*** Entries shown Section Begins ***
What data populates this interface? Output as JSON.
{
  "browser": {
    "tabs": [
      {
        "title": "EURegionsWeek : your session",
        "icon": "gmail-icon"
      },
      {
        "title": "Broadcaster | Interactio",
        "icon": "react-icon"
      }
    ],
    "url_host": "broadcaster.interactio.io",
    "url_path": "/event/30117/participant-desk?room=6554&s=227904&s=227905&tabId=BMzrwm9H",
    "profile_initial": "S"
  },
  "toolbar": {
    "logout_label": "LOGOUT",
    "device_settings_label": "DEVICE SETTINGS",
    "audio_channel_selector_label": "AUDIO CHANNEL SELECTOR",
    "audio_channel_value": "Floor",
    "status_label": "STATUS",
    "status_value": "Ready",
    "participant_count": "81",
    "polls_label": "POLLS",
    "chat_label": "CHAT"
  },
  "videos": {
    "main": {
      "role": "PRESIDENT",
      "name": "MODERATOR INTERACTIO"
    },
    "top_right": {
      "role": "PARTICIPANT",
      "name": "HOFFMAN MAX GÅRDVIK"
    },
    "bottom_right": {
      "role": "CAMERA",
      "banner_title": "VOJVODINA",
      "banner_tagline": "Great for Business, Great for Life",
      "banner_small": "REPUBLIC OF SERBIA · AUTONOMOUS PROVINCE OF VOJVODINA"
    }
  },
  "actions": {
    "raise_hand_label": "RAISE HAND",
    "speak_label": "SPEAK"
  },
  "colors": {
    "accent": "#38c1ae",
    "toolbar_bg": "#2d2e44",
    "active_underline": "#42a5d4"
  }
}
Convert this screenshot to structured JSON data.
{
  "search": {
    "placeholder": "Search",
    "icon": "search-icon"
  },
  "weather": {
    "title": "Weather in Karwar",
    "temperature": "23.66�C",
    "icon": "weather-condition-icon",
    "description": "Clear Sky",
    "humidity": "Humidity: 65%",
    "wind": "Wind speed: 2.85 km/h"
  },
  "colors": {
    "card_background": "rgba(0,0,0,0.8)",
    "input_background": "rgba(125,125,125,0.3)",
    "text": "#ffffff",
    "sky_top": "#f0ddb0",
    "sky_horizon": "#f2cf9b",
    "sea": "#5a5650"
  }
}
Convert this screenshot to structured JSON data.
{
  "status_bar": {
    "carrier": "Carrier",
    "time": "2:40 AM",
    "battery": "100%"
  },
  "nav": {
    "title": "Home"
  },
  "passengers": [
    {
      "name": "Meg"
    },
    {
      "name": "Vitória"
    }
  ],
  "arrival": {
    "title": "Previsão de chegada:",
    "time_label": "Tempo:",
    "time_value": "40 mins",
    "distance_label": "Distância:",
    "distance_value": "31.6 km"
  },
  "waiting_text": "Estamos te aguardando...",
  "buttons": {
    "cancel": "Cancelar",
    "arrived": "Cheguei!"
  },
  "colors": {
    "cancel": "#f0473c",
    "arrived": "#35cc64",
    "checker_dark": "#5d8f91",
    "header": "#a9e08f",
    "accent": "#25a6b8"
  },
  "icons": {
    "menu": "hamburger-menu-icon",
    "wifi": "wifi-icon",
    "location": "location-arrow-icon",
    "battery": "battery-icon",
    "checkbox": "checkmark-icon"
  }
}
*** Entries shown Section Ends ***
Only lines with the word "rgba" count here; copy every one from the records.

    "card_background": "rgba(0,0,0,0.8)",
    "input_background": "rgba(125,125,125,0.3)",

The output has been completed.